This raises the question of how to access the Group Policy Editor.
The method you will need to use varies depending on the installation type you have performed.
Can 2016 be set not to update outside of 'Active Hours'?

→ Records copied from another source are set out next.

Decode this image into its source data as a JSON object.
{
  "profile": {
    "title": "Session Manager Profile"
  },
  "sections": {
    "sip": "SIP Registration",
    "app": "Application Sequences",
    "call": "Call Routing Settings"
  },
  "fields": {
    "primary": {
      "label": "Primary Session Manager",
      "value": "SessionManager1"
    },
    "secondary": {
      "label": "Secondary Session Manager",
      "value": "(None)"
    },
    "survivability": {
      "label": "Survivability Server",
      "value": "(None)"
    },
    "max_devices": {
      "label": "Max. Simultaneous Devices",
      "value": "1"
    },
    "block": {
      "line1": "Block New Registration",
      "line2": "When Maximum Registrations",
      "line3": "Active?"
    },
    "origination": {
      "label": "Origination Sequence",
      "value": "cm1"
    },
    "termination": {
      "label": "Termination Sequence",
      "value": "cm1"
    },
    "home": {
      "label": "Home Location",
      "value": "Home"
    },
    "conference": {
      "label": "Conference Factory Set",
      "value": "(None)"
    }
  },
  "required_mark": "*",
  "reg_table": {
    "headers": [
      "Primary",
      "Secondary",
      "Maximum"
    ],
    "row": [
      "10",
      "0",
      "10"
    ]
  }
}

But if you have installed the local administrative tools then accessing the Group Policy Editor is done in a way that is somewhat similar to the method used in Windows Server 2012.Click the Browse button and then select the desired group policy (Figure 5).The other option is to edit group policies through Power Shell.The only option I find is to add an active period and Windows Update looks happy to run at any time outside of that period...I am used to taking a checkpoint, running the update, and reverting if failed. In our case, Microsoft Edge is available as shown in the image below.Anderson Patricio is a Canadian MVP in Cloud and Datacenter Management, and Office Server and Services, besides the Microsoft Award he also holds a Solutions Master (MCSM) in Exchange and several other certifications.The Server Manager, for example, includes a link to the Local Security Policy, but not to domain-based group policies.If you want to access the user and the computer portion of the local security policy, you will need to switch to the Command Prompt window and navigate to C:\%systemroot%\system32 and then enter the GPEDIT. For deployments that do not include local management tools, you will have to either manage the group policies remotely or use Power Shell.If you want to manage group policy remotely then you will need to have at least one server that has the management tools installed.From this server, enter the MMC command at the server's command prompt.